I doubted anyone even noticed that I’d been there. But they all knew that they paid a premium price to come home each night to a spotless apartment.
I had a cart – much like a hotel maid. But it was for things like a vacuum cleaner, a clothes steamer, my Windex, and such.
Oh and I did laundry. I’d put sheets in the washer when I first arrived and by the time I left, everything was fresh and clean. If I knew a guest bed hadn’t been used, I didn’t touch it.
Perhaps they noticed the fresh scent of clean sheets or the empty hamper.
Sometimes there would be dishes in the sink to load into the dishwasher, but that was rare. Most of the tenants either ate out or had food delivered.
Today I was cleaning Abigail Chandler’s apartment. I knew her name by the little stack of mail on a table by the door. I also knew that she was single and shopped at Nordstrom’s. She drove a BMW and had family in Lafayette, Louisiana. I knew all this from her mail.
I had no idea what Abigail looked like, but I knew a lot about her. I knew that she was a vegetarian and wore a size six.
The same size clothes as I wore. I decided today to freshen up the clothes in her closet. I heated up my steamer and took the wrinkles out of an emerald green silk blouse and a black crepe skirt.
The outfit would suit my purposes perfectly. For good measure, I steamed a couple of other items as well. All the other clothes looked good enough.
I took a pair of black red bottom shoes and tucked them in a bag on my cart. I knew that Abigail never wore them. They were tucked in a box in the back of her closet and hadn’t moved once in the six months I’d been coming here.
I would bring them back next week.
I was very careful. There were no wedding invitations in her mail. Nothing to suggest that she would need her special black heels.
I carefully folded the skirt and the green blouse and tucked them on my cart.
If anyone asked, I’d say I was taking them to the cleaners. The shoes were more of a risk, one I rarely took, but I had my own special occasion to think about.
When the apartment was perfectly clean and everything was in its place, I rolled my cart to the sixth-floor janitorial office and parked it. Even the janitorial office was spotless.
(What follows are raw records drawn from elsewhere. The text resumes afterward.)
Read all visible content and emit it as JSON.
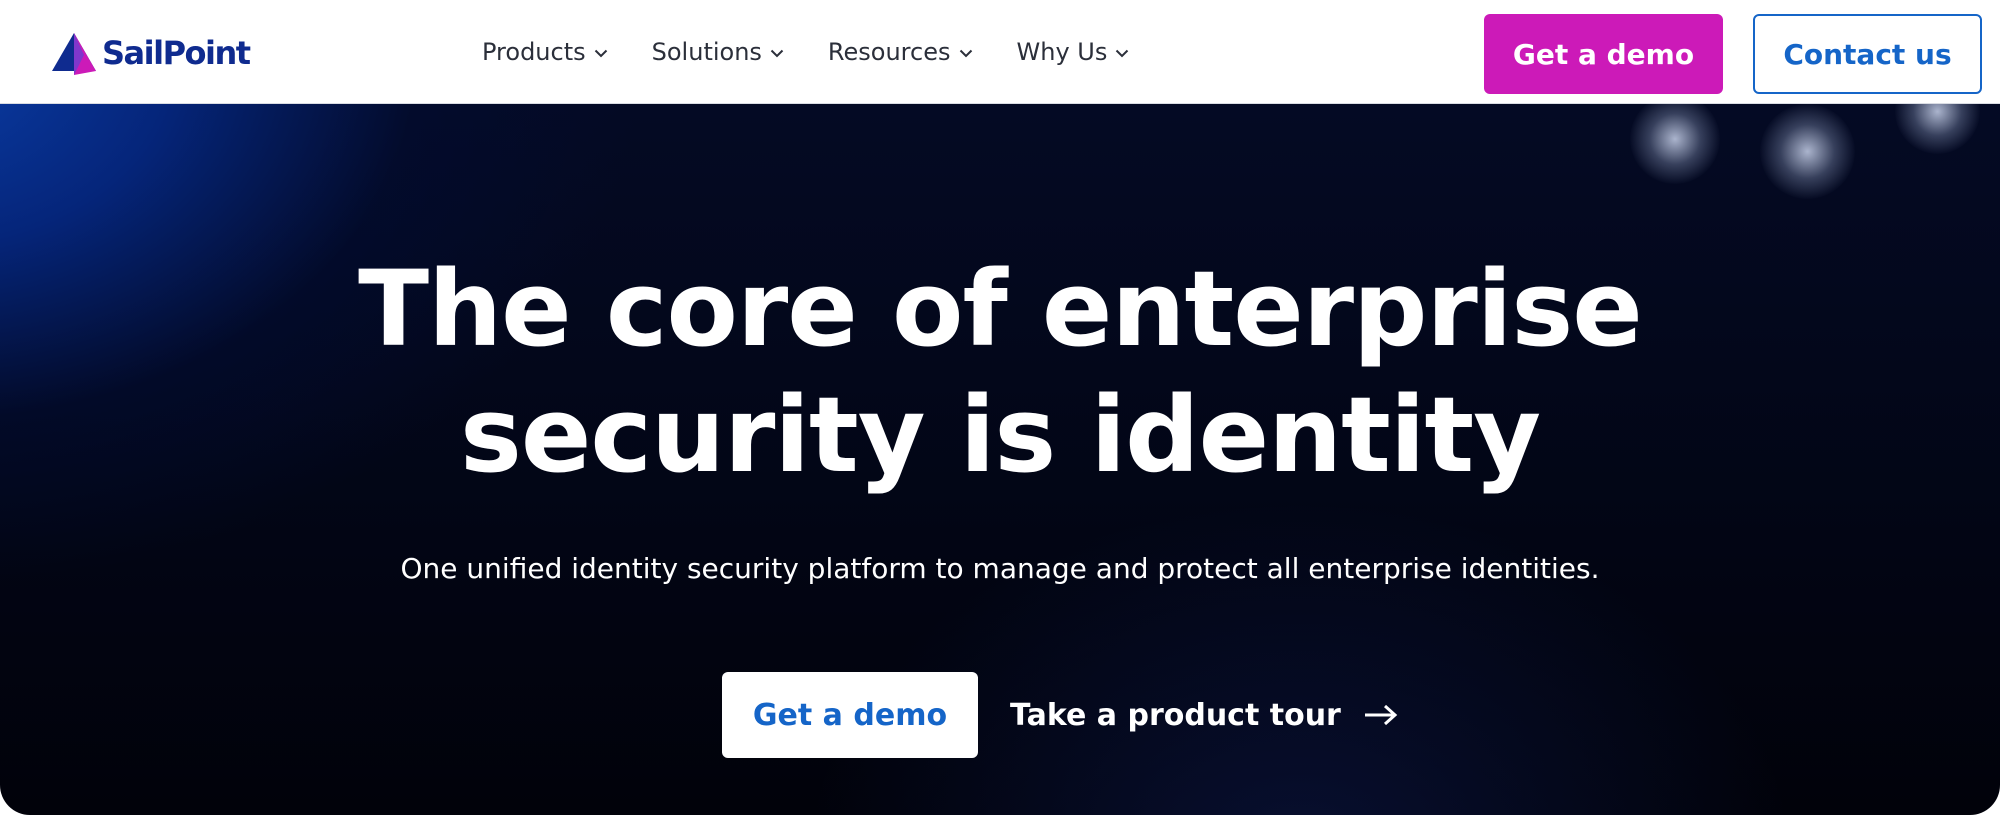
{
  "brand": {
    "name": "SailPoint",
    "logo_icon": "sail-triangle-icon",
    "colors": {
      "primary": "#0f2b8f",
      "accent": "#cc1ab8",
      "link": "#1565c8"
    }
  },
  "nav": {
    "items": [
      {
        "label": "Products",
        "icon": "chevron-down-icon"
      },
      {
        "label": "Solutions",
        "icon": "chevron-down-icon"
      },
      {
        "label": "Resources",
        "icon": "chevron-down-icon"
      },
      {
        "label": "Why Us",
        "icon": "chevron-down-icon"
      }
    ],
    "demo_label": "Get a demo",
    "contact_label": "Contact us"
  },
  "hero": {
    "title_line1": "The core of enterprise",
    "title_line2": "security is identity",
    "subtitle": "One unified identity security platform to manage and protect all enterprise identities.",
    "demo_label": "Get a demo",
    "tour_label": "Take a product tour",
    "tour_icon": "arrow-right-icon"
  }
}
Sometimes I imagined that real people didn’t actually live here. At least not on the sixth floor.
I took the bag with the borrowed clothes to my car. Such that it was. It was a ten-year-old Ford Taurus in an outdated bright blue color with a dented passenger door. It was embarrassing to drive around the nice areas of Houston, but it got me where I needed to go at least most of the time.
It was eleven thirty. I had an hour for lunch before I had to go to apartment 602.
Apartment 602 was my most… unusual. It belonged to Stephen. I didn’t know his last name. He kept his mail tucked away, so I knew few details about him.
Stephen, however, unlike the other tenants was always home.
I hadn’t decided if I liked 602 or not.